“Some people are called to do science … they have to see how to put [science and faith] together,” associate professor of physics and astronomy Loren Haarsma told Chimes, when asked why he wrote “When Did Sin Begin? Human Evolution and the Doctrine of Original Sin.”
The book focuses on different understandings theistic evolutionists have of the early chapters of Genesis. Through a plethora of research and consultations with theologians and Christian scientists, Haarsma formulated four main scenarios reconciling evolutionary human origins with the doctrine of original sin. “One of the things Haarsma’s book does is it shows us how many different ways there are to answer the questions,” Ryan Bebej, associate professor of biology, said. Bebej was one of several collaborators on the book.

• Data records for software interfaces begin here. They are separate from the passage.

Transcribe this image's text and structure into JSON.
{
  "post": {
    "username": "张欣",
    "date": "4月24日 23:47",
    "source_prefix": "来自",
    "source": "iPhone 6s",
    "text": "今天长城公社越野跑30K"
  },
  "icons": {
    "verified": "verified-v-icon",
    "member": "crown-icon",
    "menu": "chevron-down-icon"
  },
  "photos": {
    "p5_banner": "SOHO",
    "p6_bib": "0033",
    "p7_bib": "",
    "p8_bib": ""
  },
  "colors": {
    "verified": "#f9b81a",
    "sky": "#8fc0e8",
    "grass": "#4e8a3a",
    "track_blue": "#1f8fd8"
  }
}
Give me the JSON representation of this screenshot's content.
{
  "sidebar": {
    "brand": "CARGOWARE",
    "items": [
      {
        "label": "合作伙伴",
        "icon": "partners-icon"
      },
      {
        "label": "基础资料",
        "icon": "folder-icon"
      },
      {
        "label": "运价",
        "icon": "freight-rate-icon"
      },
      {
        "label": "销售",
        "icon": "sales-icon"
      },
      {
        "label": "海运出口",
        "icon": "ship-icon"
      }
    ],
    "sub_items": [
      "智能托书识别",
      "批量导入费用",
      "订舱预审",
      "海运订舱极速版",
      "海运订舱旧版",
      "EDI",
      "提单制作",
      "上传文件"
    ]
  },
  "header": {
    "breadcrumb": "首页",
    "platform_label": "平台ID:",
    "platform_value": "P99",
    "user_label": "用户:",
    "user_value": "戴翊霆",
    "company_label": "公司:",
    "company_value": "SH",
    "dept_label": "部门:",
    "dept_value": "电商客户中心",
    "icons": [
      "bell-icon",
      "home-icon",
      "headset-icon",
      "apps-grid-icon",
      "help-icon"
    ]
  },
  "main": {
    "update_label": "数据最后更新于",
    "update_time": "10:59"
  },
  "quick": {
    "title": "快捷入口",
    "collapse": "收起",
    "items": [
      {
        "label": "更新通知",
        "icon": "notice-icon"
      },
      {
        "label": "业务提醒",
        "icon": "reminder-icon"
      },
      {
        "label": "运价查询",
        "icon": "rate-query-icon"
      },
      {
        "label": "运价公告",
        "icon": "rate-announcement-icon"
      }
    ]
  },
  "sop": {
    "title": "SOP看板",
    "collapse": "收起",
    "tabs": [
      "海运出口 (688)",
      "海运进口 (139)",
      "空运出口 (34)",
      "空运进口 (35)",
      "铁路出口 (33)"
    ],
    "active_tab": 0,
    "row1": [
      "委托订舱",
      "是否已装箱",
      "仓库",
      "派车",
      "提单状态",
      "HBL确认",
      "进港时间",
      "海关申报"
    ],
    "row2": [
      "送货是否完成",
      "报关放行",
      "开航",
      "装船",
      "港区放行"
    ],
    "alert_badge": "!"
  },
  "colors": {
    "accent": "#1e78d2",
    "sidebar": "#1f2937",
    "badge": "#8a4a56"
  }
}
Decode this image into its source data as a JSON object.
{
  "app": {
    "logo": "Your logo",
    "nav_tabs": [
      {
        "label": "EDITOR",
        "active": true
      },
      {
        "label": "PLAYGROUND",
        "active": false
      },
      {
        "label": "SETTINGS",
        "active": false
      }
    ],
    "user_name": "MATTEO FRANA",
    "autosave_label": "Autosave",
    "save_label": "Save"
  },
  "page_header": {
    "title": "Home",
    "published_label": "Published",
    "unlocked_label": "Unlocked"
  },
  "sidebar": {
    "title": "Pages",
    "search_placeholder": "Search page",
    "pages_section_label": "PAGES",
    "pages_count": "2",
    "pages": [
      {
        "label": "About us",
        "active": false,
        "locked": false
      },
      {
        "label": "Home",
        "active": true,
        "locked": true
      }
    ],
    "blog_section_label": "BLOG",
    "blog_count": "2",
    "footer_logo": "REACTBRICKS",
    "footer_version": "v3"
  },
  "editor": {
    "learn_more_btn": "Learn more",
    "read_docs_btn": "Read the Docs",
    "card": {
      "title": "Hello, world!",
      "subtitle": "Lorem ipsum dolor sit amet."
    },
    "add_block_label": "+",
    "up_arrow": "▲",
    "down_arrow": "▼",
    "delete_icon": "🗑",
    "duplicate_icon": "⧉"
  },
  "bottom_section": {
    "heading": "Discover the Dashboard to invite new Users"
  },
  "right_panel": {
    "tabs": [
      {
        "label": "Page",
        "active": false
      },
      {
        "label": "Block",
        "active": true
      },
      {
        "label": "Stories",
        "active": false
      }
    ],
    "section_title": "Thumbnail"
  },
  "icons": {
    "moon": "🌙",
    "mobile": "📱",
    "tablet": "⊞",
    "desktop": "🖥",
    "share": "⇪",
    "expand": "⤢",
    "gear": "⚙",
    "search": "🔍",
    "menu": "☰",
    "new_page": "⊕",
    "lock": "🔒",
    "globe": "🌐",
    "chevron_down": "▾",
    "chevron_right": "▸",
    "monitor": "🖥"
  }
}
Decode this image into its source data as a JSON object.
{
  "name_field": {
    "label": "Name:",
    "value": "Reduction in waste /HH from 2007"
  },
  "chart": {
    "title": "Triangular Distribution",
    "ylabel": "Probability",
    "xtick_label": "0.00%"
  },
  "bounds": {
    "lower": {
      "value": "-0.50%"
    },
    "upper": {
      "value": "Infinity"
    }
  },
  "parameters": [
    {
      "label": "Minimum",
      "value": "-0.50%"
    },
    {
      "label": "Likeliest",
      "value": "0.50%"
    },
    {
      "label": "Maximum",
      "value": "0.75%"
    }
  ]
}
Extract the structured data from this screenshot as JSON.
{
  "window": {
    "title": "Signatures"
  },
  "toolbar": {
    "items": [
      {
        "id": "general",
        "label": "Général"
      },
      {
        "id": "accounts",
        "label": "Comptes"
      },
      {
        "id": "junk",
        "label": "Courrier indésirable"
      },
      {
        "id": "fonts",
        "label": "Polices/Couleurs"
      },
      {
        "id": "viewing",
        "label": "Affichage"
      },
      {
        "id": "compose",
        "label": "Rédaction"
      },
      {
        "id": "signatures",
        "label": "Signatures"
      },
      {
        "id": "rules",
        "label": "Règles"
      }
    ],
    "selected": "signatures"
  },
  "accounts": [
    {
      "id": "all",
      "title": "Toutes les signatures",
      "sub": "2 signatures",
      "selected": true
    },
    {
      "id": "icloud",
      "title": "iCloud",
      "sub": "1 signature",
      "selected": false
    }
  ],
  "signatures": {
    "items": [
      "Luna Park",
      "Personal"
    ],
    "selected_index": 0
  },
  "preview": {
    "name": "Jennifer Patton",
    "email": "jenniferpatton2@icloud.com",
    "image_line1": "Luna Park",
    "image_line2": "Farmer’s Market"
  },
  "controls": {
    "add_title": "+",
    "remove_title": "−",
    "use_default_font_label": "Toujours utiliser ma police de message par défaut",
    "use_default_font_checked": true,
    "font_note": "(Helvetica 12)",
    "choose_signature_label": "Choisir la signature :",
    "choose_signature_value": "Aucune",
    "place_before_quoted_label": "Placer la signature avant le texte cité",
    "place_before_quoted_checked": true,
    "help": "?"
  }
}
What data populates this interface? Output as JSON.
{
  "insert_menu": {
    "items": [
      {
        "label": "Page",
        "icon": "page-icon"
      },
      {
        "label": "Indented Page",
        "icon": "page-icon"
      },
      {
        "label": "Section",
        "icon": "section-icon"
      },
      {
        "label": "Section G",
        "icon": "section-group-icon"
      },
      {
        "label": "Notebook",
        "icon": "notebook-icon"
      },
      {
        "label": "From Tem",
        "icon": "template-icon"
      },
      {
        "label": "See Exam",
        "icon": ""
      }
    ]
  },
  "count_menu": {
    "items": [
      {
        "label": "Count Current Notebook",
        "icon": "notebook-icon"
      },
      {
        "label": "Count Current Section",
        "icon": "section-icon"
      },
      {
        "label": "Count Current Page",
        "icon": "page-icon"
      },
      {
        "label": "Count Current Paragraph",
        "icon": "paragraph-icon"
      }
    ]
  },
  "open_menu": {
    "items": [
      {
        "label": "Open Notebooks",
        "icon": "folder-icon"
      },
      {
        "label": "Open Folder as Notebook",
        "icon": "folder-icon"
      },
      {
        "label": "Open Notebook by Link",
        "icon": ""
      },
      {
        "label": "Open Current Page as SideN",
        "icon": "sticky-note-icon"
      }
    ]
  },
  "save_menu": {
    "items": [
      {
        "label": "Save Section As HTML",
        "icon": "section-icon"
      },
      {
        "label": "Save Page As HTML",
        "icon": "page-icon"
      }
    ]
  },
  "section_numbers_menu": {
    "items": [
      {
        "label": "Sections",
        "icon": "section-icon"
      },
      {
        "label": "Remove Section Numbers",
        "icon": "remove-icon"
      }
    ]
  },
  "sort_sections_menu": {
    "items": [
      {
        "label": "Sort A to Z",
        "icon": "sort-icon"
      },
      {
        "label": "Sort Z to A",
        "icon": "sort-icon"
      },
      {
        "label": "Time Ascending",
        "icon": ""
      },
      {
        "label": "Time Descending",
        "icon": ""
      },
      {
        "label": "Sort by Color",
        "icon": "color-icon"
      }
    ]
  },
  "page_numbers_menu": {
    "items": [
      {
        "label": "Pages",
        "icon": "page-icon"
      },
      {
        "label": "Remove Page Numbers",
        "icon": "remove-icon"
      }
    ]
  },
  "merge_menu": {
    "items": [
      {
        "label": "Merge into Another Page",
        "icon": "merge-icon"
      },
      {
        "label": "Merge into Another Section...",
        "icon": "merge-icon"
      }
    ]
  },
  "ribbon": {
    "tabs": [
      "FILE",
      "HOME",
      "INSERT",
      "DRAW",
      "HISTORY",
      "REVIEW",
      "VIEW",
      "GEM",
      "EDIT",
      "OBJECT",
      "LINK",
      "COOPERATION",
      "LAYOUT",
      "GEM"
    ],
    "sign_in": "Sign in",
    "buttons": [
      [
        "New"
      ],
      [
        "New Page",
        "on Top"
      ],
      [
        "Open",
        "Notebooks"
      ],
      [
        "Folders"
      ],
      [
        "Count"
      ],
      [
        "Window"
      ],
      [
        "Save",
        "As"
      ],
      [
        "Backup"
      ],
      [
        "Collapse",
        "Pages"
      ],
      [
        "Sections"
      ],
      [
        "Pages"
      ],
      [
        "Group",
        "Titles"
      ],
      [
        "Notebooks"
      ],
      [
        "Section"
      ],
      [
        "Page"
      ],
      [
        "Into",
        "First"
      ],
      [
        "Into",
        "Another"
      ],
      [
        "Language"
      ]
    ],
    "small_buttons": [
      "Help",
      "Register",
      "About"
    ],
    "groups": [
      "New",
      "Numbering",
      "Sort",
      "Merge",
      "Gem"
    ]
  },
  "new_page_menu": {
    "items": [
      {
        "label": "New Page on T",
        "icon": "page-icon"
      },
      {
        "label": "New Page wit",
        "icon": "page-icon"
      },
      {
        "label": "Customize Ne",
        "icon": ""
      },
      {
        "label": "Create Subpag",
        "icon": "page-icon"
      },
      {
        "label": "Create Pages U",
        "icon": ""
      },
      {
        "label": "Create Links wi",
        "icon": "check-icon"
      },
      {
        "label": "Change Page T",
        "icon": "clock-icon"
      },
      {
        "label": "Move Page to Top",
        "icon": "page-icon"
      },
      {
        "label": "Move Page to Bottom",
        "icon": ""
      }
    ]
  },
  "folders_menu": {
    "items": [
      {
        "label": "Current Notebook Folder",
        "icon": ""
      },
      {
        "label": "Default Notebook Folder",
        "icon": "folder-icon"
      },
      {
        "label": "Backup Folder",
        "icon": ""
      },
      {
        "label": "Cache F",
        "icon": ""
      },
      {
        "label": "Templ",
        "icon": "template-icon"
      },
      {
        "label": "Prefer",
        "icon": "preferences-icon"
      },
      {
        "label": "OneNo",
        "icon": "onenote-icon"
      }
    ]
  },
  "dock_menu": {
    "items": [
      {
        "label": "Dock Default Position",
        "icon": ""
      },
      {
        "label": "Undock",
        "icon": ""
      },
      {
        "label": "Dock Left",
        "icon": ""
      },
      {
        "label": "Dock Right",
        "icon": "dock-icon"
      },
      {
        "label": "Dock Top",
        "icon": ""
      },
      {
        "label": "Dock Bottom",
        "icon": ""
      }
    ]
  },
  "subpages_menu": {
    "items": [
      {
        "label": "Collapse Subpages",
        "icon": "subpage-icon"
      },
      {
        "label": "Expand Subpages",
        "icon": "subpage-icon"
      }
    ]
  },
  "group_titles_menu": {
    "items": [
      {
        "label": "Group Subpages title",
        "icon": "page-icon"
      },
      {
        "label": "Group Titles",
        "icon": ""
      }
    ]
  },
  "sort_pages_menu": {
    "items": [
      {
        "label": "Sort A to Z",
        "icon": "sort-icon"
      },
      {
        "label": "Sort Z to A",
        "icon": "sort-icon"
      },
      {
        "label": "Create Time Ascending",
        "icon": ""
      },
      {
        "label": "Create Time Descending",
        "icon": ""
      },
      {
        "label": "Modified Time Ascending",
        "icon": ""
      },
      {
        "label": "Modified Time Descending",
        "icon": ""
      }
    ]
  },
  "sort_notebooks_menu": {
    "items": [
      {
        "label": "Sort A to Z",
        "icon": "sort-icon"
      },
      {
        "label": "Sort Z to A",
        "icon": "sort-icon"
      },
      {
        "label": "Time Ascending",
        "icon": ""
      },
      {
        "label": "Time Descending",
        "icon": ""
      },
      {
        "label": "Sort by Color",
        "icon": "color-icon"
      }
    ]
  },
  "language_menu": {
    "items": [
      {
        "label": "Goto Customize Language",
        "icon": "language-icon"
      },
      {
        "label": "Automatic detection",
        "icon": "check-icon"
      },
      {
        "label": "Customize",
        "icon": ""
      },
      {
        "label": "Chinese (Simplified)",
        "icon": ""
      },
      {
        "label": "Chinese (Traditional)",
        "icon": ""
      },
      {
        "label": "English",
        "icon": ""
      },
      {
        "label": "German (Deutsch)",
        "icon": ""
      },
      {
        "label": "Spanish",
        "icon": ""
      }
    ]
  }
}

According to Bebej, without this conscious effort to reconcile science and faith and correct misconceptions about how the two interact, evolutionary science can be a barrier to faith. From his own observations, both people who grow up in the church and people who might be considering faith may reject Christianity because an old earth can seem incompatible with the Christian faith.
According to Haarsma, part of this seeming inconsistency is because of the church’s historical understanding of the doctrine of original sin. “Many Christians perceive dissonance between the theology of original sin and modern scientific theories of human evolution,” he wrote in the introduction of “When Did Sin Begin.” According to Haarsma, harmony between the two is possible.
Young-earth creationist Paul Dick is skeptical about Haarsma’s alleged harmony between faith and evolutionary science. “Science has to be verifiable. You have to be there, you have to observe it. Origins are not science, they are hypotheses.”
Junior Fisher Pham, head of the Science and Religion Forum, a club here on campus that initiates conversations about science and faith, has seen division regarding this controversial issue firsthand. “I’ve seen a growing number of people on campus who seem to … just not even [be] open to the discussion of talking with people who you disagree with, and I think that’s really bad for the church [and] this institution.”
“When Did Sin Begin?” argues that as Christians, we are all commanded to not bear false witness; therefore, when there is reasonable doubt, we must assume the best of Christians who disagree with us. And Haarsma maintains controversy has an upside: “The church is ultimately better off having gone through the discussion and … come to realize a better interpretation of Scripture.”